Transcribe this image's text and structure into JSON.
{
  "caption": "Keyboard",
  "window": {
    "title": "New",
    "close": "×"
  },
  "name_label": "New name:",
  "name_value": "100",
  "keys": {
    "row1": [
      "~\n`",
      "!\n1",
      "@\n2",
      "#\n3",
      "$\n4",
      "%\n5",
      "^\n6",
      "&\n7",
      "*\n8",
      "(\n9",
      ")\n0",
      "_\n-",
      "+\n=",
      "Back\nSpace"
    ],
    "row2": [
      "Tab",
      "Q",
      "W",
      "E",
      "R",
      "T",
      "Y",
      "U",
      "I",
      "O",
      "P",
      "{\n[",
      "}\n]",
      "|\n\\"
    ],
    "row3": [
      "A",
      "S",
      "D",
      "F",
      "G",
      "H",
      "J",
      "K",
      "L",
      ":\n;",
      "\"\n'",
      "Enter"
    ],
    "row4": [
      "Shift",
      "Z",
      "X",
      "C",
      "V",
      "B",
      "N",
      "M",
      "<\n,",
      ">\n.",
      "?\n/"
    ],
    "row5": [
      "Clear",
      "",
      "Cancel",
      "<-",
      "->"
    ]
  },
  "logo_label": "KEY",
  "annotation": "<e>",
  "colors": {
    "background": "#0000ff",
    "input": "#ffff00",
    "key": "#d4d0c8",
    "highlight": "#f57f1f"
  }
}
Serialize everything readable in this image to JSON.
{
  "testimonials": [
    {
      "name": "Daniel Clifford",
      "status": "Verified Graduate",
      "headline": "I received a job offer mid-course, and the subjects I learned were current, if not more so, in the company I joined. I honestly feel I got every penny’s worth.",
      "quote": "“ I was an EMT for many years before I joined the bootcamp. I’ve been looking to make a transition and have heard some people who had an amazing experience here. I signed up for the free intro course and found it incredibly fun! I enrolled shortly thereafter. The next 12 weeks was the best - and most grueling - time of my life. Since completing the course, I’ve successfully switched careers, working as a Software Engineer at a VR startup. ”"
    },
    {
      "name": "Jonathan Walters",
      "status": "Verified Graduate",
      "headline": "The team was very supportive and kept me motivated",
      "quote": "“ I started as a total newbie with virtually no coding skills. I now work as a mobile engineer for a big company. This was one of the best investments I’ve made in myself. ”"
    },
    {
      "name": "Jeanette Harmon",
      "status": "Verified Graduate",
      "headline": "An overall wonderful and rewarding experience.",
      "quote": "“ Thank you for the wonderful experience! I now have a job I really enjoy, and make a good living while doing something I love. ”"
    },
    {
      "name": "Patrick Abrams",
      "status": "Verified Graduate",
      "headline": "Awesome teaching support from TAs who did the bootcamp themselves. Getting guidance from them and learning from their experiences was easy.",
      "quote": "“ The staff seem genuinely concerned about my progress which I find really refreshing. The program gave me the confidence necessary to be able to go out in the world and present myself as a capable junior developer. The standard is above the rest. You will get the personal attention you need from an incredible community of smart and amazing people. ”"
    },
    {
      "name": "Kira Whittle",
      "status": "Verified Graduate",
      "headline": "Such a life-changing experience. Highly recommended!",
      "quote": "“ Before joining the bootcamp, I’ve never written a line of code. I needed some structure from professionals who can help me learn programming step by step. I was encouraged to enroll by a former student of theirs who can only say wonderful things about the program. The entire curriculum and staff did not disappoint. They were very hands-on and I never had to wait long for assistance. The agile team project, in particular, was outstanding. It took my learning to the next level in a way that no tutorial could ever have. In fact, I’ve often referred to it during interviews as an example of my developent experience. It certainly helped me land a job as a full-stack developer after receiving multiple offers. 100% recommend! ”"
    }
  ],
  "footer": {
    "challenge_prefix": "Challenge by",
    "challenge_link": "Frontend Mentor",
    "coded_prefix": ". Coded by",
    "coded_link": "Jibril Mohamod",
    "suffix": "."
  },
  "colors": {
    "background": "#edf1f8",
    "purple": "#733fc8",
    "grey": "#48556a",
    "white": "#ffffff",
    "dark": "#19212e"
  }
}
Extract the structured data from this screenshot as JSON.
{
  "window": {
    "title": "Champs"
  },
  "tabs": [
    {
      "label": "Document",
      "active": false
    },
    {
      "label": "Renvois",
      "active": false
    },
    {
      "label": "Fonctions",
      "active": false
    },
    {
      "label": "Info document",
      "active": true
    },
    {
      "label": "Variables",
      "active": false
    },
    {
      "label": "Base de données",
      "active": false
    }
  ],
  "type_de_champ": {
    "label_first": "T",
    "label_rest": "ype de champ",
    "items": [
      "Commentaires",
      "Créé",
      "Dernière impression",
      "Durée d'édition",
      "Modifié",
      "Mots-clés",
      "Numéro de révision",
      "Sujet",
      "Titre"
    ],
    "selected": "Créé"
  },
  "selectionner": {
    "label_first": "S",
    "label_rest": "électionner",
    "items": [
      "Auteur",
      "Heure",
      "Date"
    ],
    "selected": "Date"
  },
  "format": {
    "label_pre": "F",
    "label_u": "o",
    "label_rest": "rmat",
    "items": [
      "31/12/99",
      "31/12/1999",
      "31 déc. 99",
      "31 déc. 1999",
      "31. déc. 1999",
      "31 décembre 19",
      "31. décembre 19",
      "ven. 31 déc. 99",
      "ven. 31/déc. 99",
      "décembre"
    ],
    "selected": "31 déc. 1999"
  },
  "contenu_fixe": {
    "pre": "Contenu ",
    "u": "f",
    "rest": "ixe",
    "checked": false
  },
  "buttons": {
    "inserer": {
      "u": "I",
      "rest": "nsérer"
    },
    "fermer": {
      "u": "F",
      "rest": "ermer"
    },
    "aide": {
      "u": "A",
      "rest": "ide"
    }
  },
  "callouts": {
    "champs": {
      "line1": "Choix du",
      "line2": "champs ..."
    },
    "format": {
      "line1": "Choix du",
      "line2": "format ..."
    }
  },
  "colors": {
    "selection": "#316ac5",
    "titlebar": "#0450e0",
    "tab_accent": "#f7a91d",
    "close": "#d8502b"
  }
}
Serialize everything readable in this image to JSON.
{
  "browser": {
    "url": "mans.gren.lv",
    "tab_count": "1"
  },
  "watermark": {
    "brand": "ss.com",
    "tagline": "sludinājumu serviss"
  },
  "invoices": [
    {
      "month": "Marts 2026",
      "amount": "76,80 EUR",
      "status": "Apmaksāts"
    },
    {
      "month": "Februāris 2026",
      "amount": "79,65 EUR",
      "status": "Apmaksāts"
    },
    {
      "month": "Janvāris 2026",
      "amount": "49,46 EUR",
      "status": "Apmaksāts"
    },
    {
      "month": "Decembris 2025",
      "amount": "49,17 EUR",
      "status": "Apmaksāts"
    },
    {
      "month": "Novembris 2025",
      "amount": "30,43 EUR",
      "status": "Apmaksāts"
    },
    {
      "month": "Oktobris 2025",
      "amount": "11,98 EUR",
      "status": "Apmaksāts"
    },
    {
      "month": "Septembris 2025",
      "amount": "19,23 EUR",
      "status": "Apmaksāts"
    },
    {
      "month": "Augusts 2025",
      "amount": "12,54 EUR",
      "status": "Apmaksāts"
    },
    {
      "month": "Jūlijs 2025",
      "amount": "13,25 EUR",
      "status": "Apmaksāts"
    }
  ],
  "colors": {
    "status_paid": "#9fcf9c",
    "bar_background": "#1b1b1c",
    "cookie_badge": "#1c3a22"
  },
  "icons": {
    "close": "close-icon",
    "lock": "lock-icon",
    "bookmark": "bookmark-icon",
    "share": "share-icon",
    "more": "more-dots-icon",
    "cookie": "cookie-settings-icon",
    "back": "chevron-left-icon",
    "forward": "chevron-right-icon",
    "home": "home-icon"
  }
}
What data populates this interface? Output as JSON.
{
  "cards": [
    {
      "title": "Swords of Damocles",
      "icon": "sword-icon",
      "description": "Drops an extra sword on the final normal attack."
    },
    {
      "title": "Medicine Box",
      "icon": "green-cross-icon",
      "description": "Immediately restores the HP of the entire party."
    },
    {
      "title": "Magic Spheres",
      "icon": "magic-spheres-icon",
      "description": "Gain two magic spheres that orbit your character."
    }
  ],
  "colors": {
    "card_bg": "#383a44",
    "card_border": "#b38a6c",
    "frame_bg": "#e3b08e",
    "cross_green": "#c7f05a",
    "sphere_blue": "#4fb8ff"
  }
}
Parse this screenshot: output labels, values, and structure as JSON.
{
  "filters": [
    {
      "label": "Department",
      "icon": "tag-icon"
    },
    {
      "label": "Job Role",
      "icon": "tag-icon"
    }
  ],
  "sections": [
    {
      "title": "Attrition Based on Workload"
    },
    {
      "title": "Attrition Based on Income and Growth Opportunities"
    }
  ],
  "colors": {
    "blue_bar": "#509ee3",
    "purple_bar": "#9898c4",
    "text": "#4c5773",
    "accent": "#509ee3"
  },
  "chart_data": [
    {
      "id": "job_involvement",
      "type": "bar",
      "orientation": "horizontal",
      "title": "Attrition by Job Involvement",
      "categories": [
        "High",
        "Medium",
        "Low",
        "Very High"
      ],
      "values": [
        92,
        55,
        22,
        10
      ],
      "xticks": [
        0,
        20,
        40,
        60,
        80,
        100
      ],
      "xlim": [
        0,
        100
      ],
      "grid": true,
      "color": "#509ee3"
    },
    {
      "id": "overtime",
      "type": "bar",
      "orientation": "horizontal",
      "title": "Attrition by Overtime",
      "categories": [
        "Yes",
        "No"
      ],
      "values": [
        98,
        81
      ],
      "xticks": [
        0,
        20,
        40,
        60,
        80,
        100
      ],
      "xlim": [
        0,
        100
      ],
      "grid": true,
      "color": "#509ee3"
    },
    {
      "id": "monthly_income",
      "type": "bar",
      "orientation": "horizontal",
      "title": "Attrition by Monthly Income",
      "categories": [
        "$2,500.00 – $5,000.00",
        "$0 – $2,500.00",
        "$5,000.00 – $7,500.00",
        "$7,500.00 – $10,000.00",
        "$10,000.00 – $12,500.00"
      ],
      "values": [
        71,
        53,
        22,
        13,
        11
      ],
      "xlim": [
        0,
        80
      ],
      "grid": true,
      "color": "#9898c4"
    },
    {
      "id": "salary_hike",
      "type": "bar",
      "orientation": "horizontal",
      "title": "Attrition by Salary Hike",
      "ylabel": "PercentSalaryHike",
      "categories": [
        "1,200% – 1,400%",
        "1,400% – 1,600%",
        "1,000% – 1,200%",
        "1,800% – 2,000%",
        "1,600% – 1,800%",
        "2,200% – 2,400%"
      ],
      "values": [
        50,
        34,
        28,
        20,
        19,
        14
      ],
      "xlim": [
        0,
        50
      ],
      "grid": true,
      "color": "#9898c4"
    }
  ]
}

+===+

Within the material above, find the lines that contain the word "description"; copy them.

      "description": "Drops an extra sword on the final normal attack."
      "description": "Immediately restores the HP of the entire party."
      "description": "Gain two magic spheres that orbit your character."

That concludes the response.